* App and web page records
..............................

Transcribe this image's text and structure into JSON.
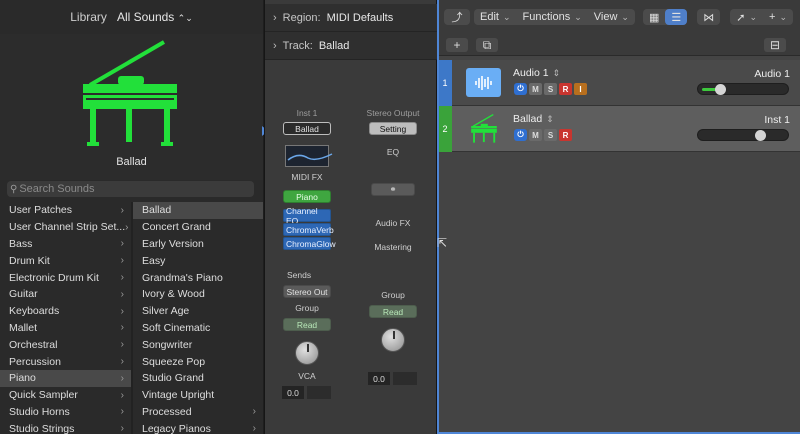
{
  "library": {
    "title": "Library",
    "selector": "All Sounds",
    "patch_name": "Ballad",
    "search_placeholder": "Search Sounds",
    "categories": [
      {
        "label": "User Patches",
        "selected": false
      },
      {
        "label": "User Channel Strip Set...",
        "selected": false
      },
      {
        "label": "Bass",
        "selected": false
      },
      {
        "label": "Drum Kit",
        "selected": false
      },
      {
        "label": "Electronic Drum Kit",
        "selected": false
      },
      {
        "label": "Guitar",
        "selected": false
      },
      {
        "label": "Keyboards",
        "selected": false
      },
      {
        "label": "Mallet",
        "selected": false
      },
      {
        "label": "Orchestral",
        "selected": false
      },
      {
        "label": "Percussion",
        "selected": false
      },
      {
        "label": "Piano",
        "selected": true
      },
      {
        "label": "Quick Sampler",
        "selected": false
      },
      {
        "label": "Studio Horns",
        "selected": false
      },
      {
        "label": "Studio Strings",
        "selected": false
      }
    ],
    "patches": [
      {
        "label": "Ballad",
        "selected": true,
        "folder": false
      },
      {
        "label": "Concert Grand",
        "selected": false,
        "folder": false
      },
      {
        "label": "Early Version",
        "selected": false,
        "folder": false
      },
      {
        "label": "Easy",
        "selected": false,
        "folder": false
      },
      {
        "label": "Grandma's Piano",
        "selected": false,
        "folder": false
      },
      {
        "label": "Ivory & Wood",
        "selected": false,
        "folder": false
      },
      {
        "label": "Silver Age",
        "selected": false,
        "folder": false
      },
      {
        "label": "Soft Cinematic",
        "selected": false,
        "folder": false
      },
      {
        "label": "Songwriter",
        "selected": false,
        "folder": false
      },
      {
        "label": "Squeeze Pop",
        "selected": false,
        "folder": false
      },
      {
        "label": "Studio Grand",
        "selected": false,
        "folder": false
      },
      {
        "label": "Vintage Upright",
        "selected": false,
        "folder": false
      },
      {
        "label": "Processed",
        "selected": false,
        "folder": true
      },
      {
        "label": "Legacy Pianos",
        "selected": false,
        "folder": true
      }
    ]
  },
  "inspector": {
    "region_key": "Region:",
    "region_value": "MIDI Defaults",
    "track_key": "Track:",
    "track_value": "Ballad",
    "strip_inst": {
      "name": "Inst 1",
      "setting": "Ballad",
      "midi_fx": "MIDI FX",
      "instrument": "Piano",
      "plugins": [
        "Channel EQ",
        "ChromaVerb",
        "ChromaGlow"
      ],
      "sends": "Sends",
      "output": "Stereo Out",
      "group": "Group",
      "automation": "Read",
      "vca": "VCA",
      "volume": "0.0"
    },
    "strip_out": {
      "name": "Stereo Output",
      "setting": "Setting",
      "eq": "EQ",
      "audio_fx": "Audio FX",
      "mastering": "Mastering",
      "group": "Group",
      "automation": "Read",
      "volume": "0.0"
    }
  },
  "toolbar": {
    "edit": "Edit",
    "functions": "Functions",
    "view": "View"
  },
  "tracks": [
    {
      "number": "1",
      "name": "Audio 1",
      "output": "Audio 1",
      "has_input": true,
      "level": 0.2
    },
    {
      "number": "2",
      "name": "Ballad",
      "output": "Inst 1",
      "has_input": false,
      "level": 0.72
    }
  ],
  "colors": {
    "accent_blue": "#3d78c8",
    "track_green": "#3aa33a",
    "piano_green": "#22e03a",
    "record_red": "#c9352f"
  }
}
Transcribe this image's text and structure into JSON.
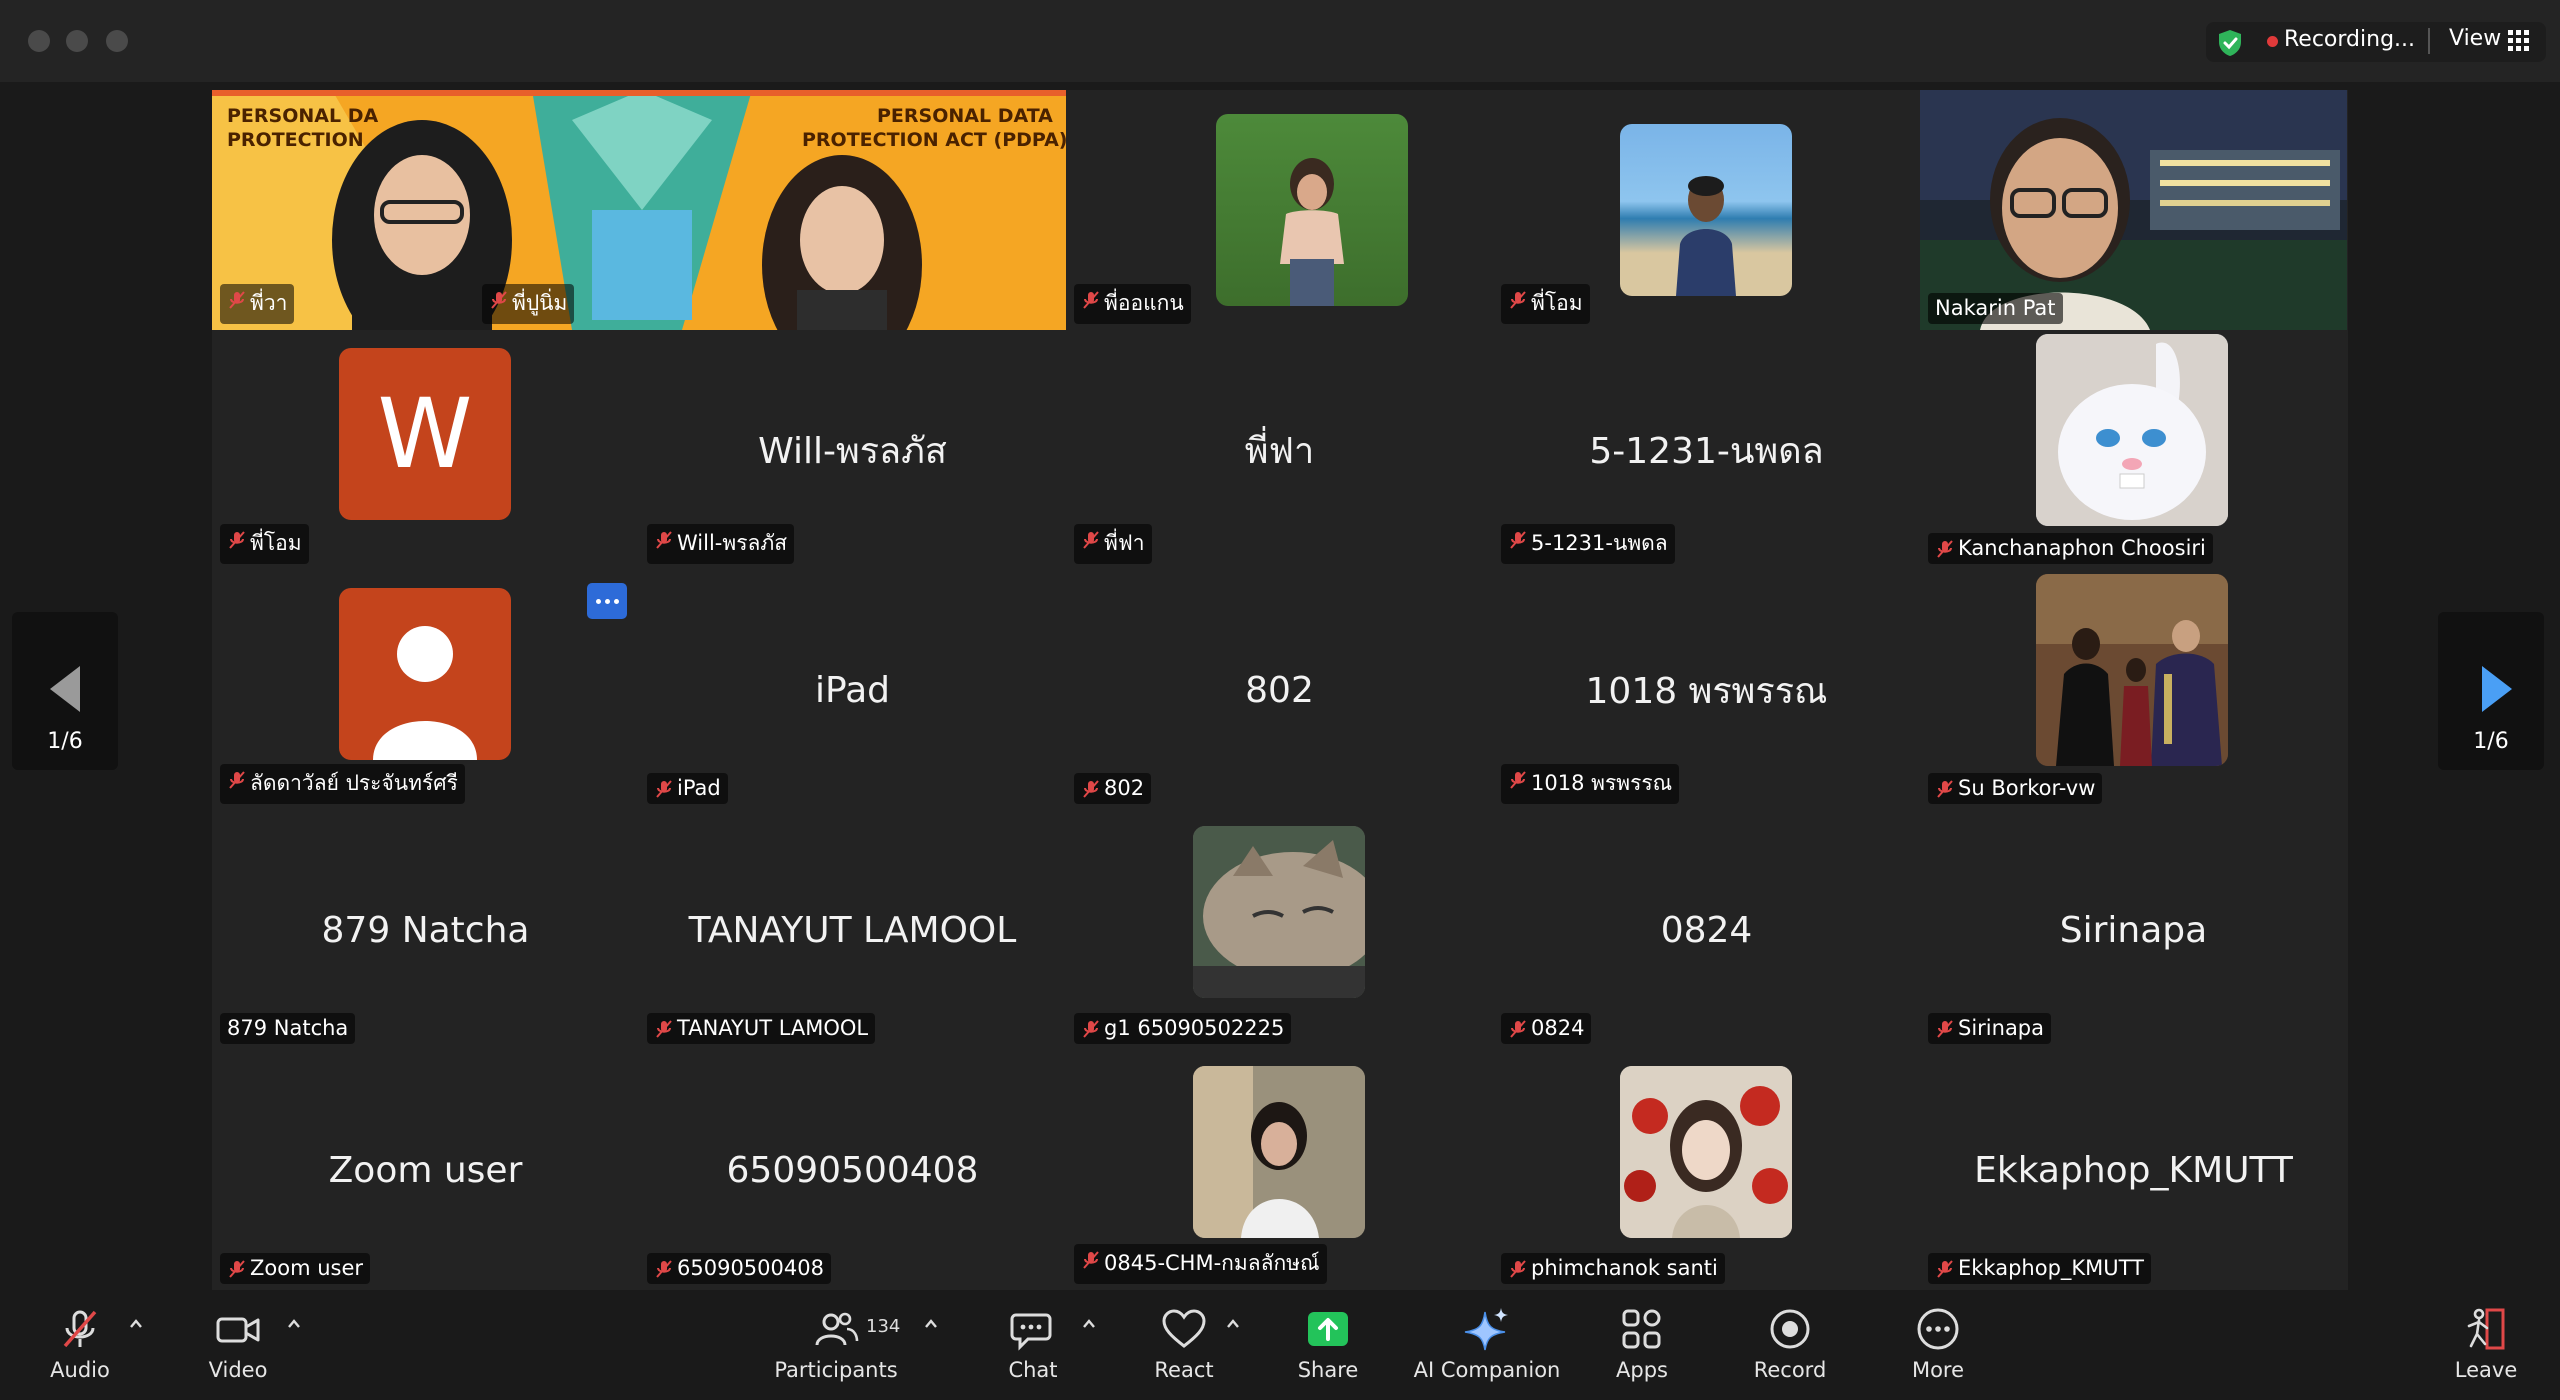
{
  "window": {
    "recording_label": "Recording...",
    "view_label": "View"
  },
  "gallery": {
    "page_indicator": "1/6",
    "tiles": [
      {
        "name": "พี่วา",
        "muted": true,
        "type": "video"
      },
      {
        "name": "พี่ปูนิ่ม",
        "muted": true,
        "type": "video"
      },
      {
        "name": "พี่ออแกน",
        "muted": true,
        "type": "photo"
      },
      {
        "name": "พี่โอม",
        "muted": true,
        "type": "photo"
      },
      {
        "name": "Nakarin Pat",
        "muted": false,
        "type": "video",
        "active": true
      },
      {
        "name": "พี่โอม",
        "muted": true,
        "type": "letter",
        "letter": "W",
        "avatar_color": "#c4441c"
      },
      {
        "name": "Will-พรลภัส",
        "display": "Will-พรลภัส",
        "muted": true,
        "type": "text"
      },
      {
        "name": "พี่ฟา",
        "display": "พี่ฟา",
        "muted": true,
        "type": "text"
      },
      {
        "name": "5-1231-นพดล",
        "display": "5-1231-นพดล",
        "muted": true,
        "type": "text"
      },
      {
        "name": "Kanchanaphon Choosiri",
        "muted": true,
        "type": "photo"
      },
      {
        "name": "ลัดดาวัลย์ ประจันทร์ศรี",
        "muted": true,
        "type": "person-avatar",
        "avatar_color": "#c4441c"
      },
      {
        "name": "iPad",
        "display": "iPad",
        "muted": true,
        "type": "text"
      },
      {
        "name": "802",
        "display": "802",
        "muted": true,
        "type": "text"
      },
      {
        "name": "1018 พรพรรณ",
        "display": "1018 พรพรรณ",
        "muted": true,
        "type": "text"
      },
      {
        "name": "Su Borkor-vw",
        "muted": true,
        "type": "photo"
      },
      {
        "name": "879 Natcha",
        "display": "879 Natcha",
        "muted": false,
        "type": "text"
      },
      {
        "name": "TANAYUT LAMOOL",
        "display": "TANAYUT LAMOOL",
        "muted": true,
        "type": "text"
      },
      {
        "name": "g1 65090502225",
        "muted": true,
        "type": "photo"
      },
      {
        "name": "0824",
        "display": "0824",
        "muted": true,
        "type": "text"
      },
      {
        "name": "Sirinapa",
        "display": "Sirinapa",
        "muted": true,
        "type": "text"
      },
      {
        "name": "Zoom user",
        "display": "Zoom user",
        "muted": true,
        "type": "text"
      },
      {
        "name": "65090500408",
        "display": "65090500408",
        "muted": true,
        "type": "text"
      },
      {
        "name": "0845-CHM-กมลลักษณ์",
        "muted": true,
        "type": "photo"
      },
      {
        "name": "phimchanok santi",
        "muted": true,
        "type": "photo"
      },
      {
        "name": "Ekkaphop_KMUTT",
        "display": "Ekkaphop_KMUTT",
        "muted": true,
        "type": "text"
      }
    ],
    "banner": {
      "left_title": "PERSONAL DA\nPROTECTION",
      "right_title": "PERSONAL DATA\nPROTECTION ACT (PDPA)"
    }
  },
  "toolbar": {
    "audio": "Audio",
    "video": "Video",
    "participants": "Participants",
    "participants_count": "134",
    "chat": "Chat",
    "react": "React",
    "share": "Share",
    "ai_companion": "AI Companion",
    "apps": "Apps",
    "record": "Record",
    "more": "More",
    "leave": "Leave"
  },
  "colors": {
    "active_speaker": "#5bd158",
    "share_green": "#23c35a",
    "record_red": "#e03a3a",
    "nav_arrow": "#4a9ff5",
    "avatar_orange": "#c4441c"
  }
}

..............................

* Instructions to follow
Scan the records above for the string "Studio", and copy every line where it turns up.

* Written response
        "label": "Studio Horns",
        "label": "Studio Strings",
        "label": "Studio Grand",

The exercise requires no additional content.